HENDERSON — Kittrell College provided an education for African American students for more than a century after the Civil War. In the mid 1970s, it closed.
But Kittrell College is on a path to find new life.
The effort is spearheaded by Stephanie Freeman, director of arts and humanities at N.C. Central University and dean of the School of Religion at Barber-Scotia College, with support from the Kittrell College National Alumni Association and private donors.
Freeman laid the foundation for reviving the college. She established Kittrell College as a tax-exempt nonprofit organization, and she applied for accreditation with the National Center for Construction Education and Research.
She has made an offer on a property in Tarboro for the site of the new campus.
Why Tarboro? “I found a property in Tarboro that really fit what I need for the school, and it was affordable,” Freeman said.
She placed an offer on that property, but she and the alumni association also hope to reclaim property once owned by the college in Kittrell.
“The plan is to have a presence again in Kittrell, a satellite campus,” she said.
Freeman has an affinity for historically Black colleges and universities.
Both institutions she now serves are HBCUs, as is Shaw University, where she previously taught. So a defunct HBCU, such as Kittrell College, caught her attention.
“I never heard anything about it,” she said. “I should know something about it.”
Not only did she learn about Kittrell College, she decided to do something about it. Like, bring it back to life.
Kittrell College was established in 1886 by the African Methodist Episcopal Church to train teachers and to provide vocational training for individuals to become skilled in the trades.
The college had the unusual distinction of buying three buildings from Duke University in 1926 as that institution made the transition from Trinity College. The buildings were disassembled and brought to the campus in Kittrell, where they were resurrected. Unfortunately, they were destroyed by fire in 1972, offering a premonition of the college’s fate.

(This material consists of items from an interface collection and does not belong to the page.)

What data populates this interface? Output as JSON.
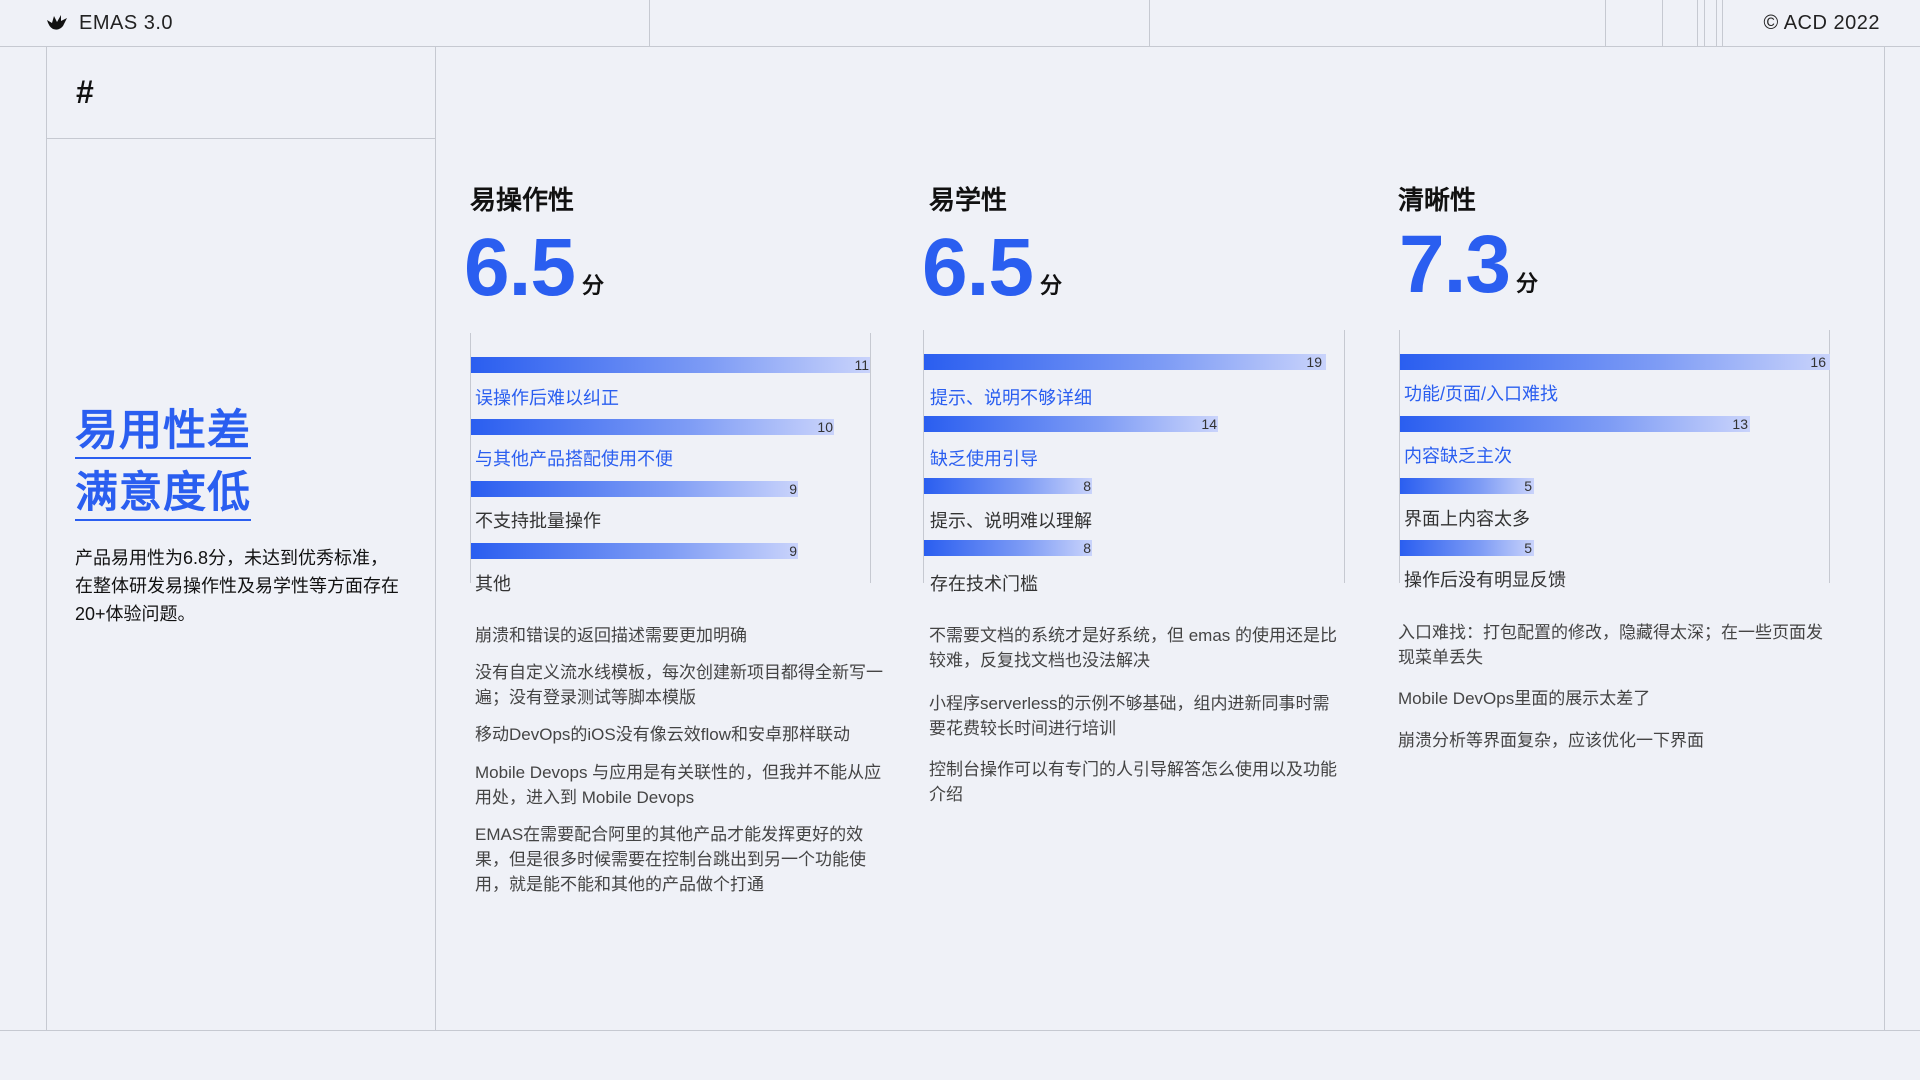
{
  "header": {
    "brand": "EMAS 3.0",
    "copyright": "© ACD 2022"
  },
  "side": {
    "hash": "#",
    "headline": [
      "易用性差",
      "满意度低"
    ],
    "summary": "产品易用性为6.8分，未达到优秀标准，在整体研发易操作性及易学性等方面存在20+体验问题。"
  },
  "metrics": [
    {
      "title": "易操作性",
      "score": "6.5",
      "unit": "分",
      "bars": [
        {
          "label": "误操作后难以纠正",
          "value": "11",
          "highlight": true
        },
        {
          "label": "与其他产品搭配使用不便",
          "value": "10",
          "highlight": true
        },
        {
          "label": "不支持批量操作",
          "value": "9",
          "highlight": false
        },
        {
          "label": "其他",
          "value": "9",
          "highlight": false
        }
      ],
      "comments": [
        "崩溃和错误的返回描述需要更加明确",
        "没有自定义流水线模板，每次创建新项目都得全新写一遍；没有登录测试等脚本模版",
        "移动DevOps的iOS没有像云效flow和安卓那样联动",
        "Mobile Devops 与应用是有关联性的，但我并不能从应用处，进入到 Mobile Devops",
        "EMAS在需要配合阿里的其他产品才能发挥更好的效果，但是很多时候需要在控制台跳出到另一个功能使用，就是能不能和其他的产品做个打通"
      ]
    },
    {
      "title": "易学性",
      "score": "6.5",
      "unit": "分",
      "bars": [
        {
          "label": "提示、说明不够详细",
          "value": "19",
          "highlight": true
        },
        {
          "label": "缺乏使用引导",
          "value": "14",
          "highlight": true
        },
        {
          "label": "提示、说明难以理解",
          "value": "8",
          "highlight": false
        },
        {
          "label": "存在技术门槛",
          "value": "8",
          "highlight": false
        }
      ],
      "comments": [
        "不需要文档的系统才是好系统，但 emas 的使用还是比较难，反复找文档也没法解决",
        "小程序serverless的示例不够基础，组内进新同事时需要花费较长时间进行培训",
        "控制台操作可以有专门的人引导解答怎么使用以及功能介绍"
      ]
    },
    {
      "title": "清晰性",
      "score": "7.3",
      "unit": "分",
      "bars": [
        {
          "label": "功能/页面/入口难找",
          "value": "16",
          "highlight": true
        },
        {
          "label": "内容缺乏主次",
          "value": "13",
          "highlight": true
        },
        {
          "label": "界面上内容太多",
          "value": "5",
          "highlight": false
        },
        {
          "label": "操作后没有明显反馈",
          "value": "5",
          "highlight": false
        }
      ],
      "comments": [
        "入口难找：打包配置的修改，隐藏得太深；在一些页面发现菜单丢失",
        "Mobile DevOps里面的展示太差了",
        "崩溃分析等界面复杂，应该优化一下界面"
      ]
    }
  ],
  "colors": {
    "accent": "#2a5ef0",
    "background": "#eff1f7",
    "rule": "#c6c9d1"
  }
}
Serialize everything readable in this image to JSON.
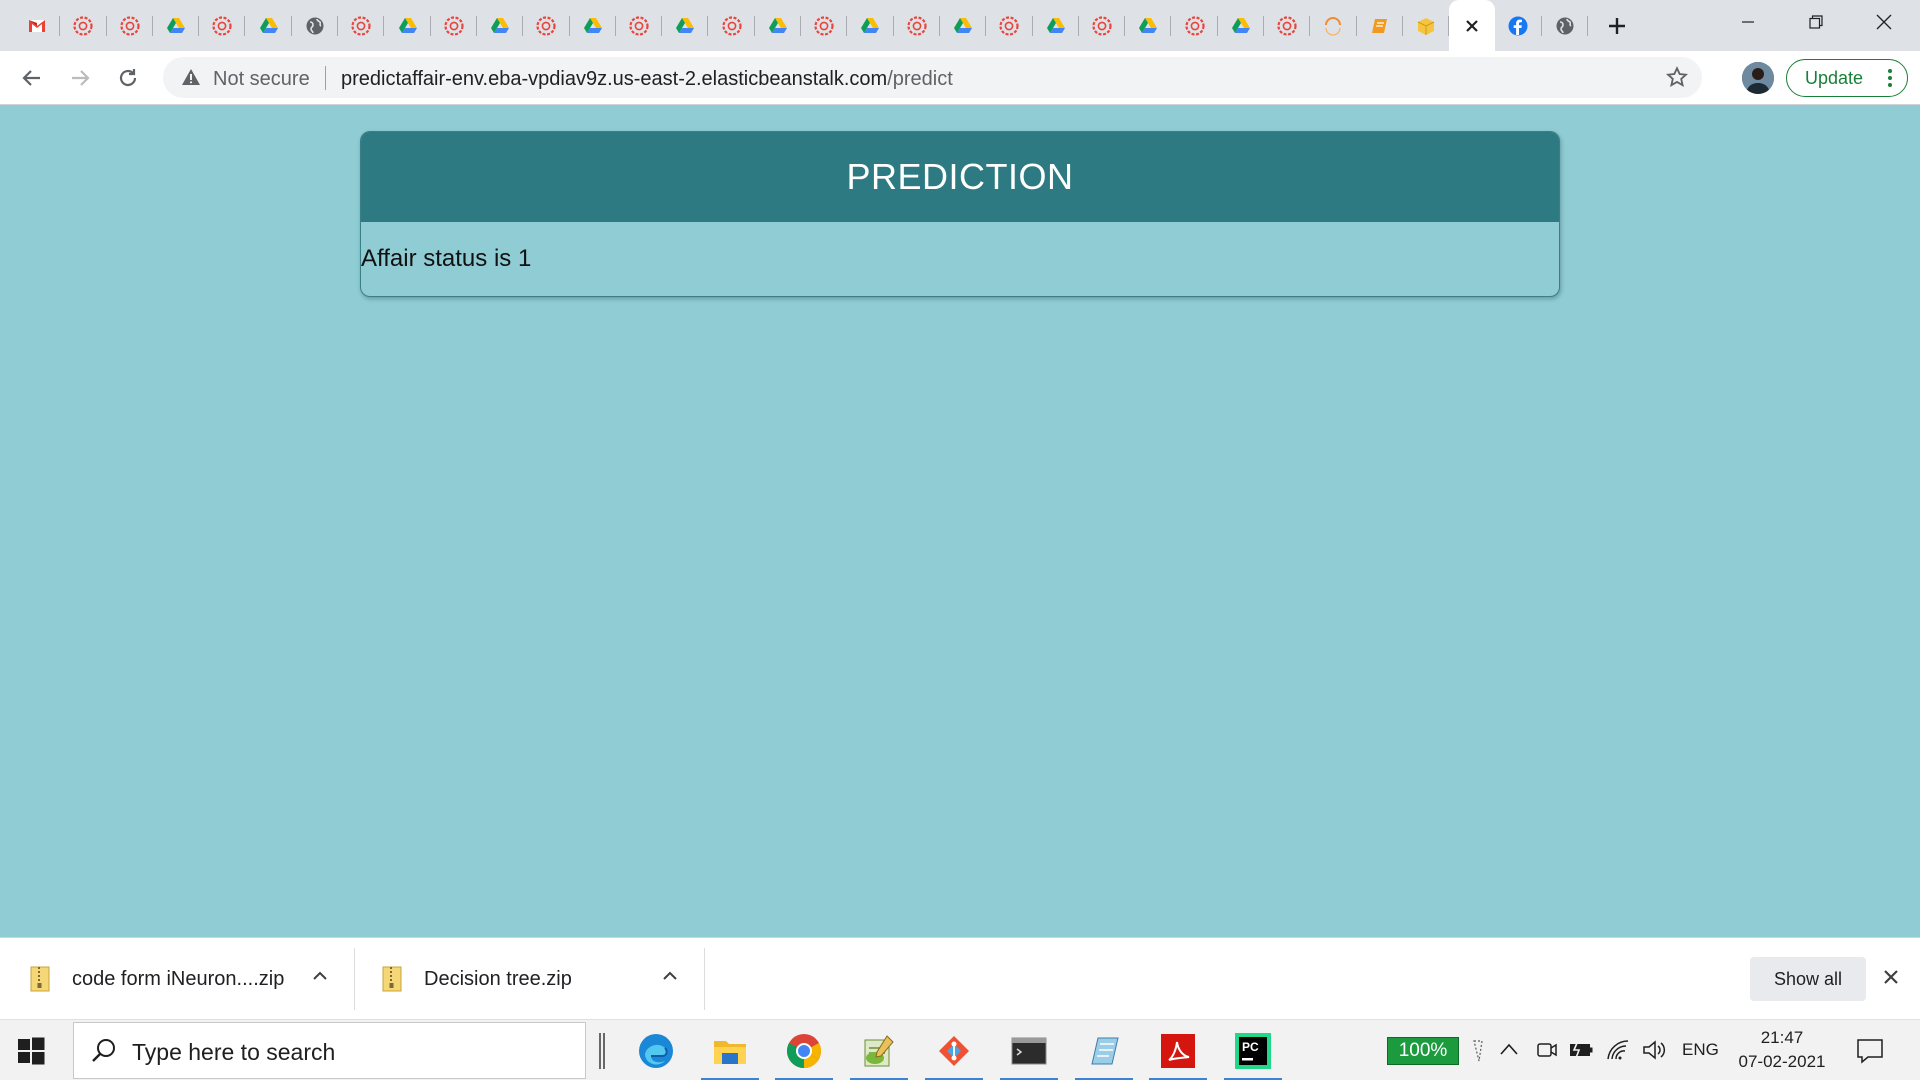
{
  "browser": {
    "tabs": [
      {
        "icon": "gmail-icon"
      },
      {
        "icon": "ineuron-icon"
      },
      {
        "icon": "ineuron-icon"
      },
      {
        "icon": "google-drive-icon"
      },
      {
        "icon": "ineuron-icon"
      },
      {
        "icon": "google-drive-icon"
      },
      {
        "icon": "globe-icon"
      },
      {
        "icon": "ineuron-icon"
      },
      {
        "icon": "google-drive-icon"
      },
      {
        "icon": "ineuron-icon"
      },
      {
        "icon": "google-drive-icon"
      },
      {
        "icon": "ineuron-icon"
      },
      {
        "icon": "google-drive-icon"
      },
      {
        "icon": "ineuron-icon"
      },
      {
        "icon": "google-drive-icon"
      },
      {
        "icon": "ineuron-icon"
      },
      {
        "icon": "google-drive-icon"
      },
      {
        "icon": "ineuron-icon"
      },
      {
        "icon": "google-drive-icon"
      },
      {
        "icon": "ineuron-icon"
      },
      {
        "icon": "google-drive-icon"
      },
      {
        "icon": "ineuron-icon"
      },
      {
        "icon": "google-drive-icon"
      },
      {
        "icon": "ineuron-icon"
      },
      {
        "icon": "google-drive-icon"
      },
      {
        "icon": "ineuron-icon"
      },
      {
        "icon": "google-drive-icon"
      },
      {
        "icon": "ineuron-icon"
      },
      {
        "icon": "loading-ring-icon"
      },
      {
        "icon": "orange-book-icon"
      },
      {
        "icon": "yellow-box-icon"
      },
      {
        "icon": "close-icon",
        "active": true
      },
      {
        "icon": "facebook-icon"
      },
      {
        "icon": "globe-icon"
      }
    ],
    "address": {
      "security_label": "Not secure",
      "host": "predictaffair-env.eba-vpdiav9z.us-east-2.elasticbeanstalk.com",
      "path": "/predict"
    },
    "update_label": "Update"
  },
  "page": {
    "header": "PREDICTION",
    "result": "Affair status is 1"
  },
  "downloads": {
    "items": [
      {
        "name": "code form iNeuron....zip"
      },
      {
        "name": "Decision tree.zip"
      }
    ],
    "show_all_label": "Show all"
  },
  "taskbar": {
    "search_placeholder": "Type here to search",
    "battery_percent": "100%",
    "language": "ENG",
    "time": "21:47",
    "date": "07-02-2021"
  },
  "colors": {
    "page_bg": "#8fccd4",
    "card_header": "#2e7a82",
    "update_green": "#188038"
  }
}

A host of difficulties, not least of which were financial, caused Kittrell College to close its doors in 1975. The campus was later sold and became the site of the Kittrell Job Corps Center.
Freeman holds a bachelor’s degree from N.C. State University, a master’s degree from UNC Chapel Hill, and two master’s degrees and a doctor of ministry degree from Duke University.
She has authored two books and numerous articles in magazines, newspapers and other media outlets.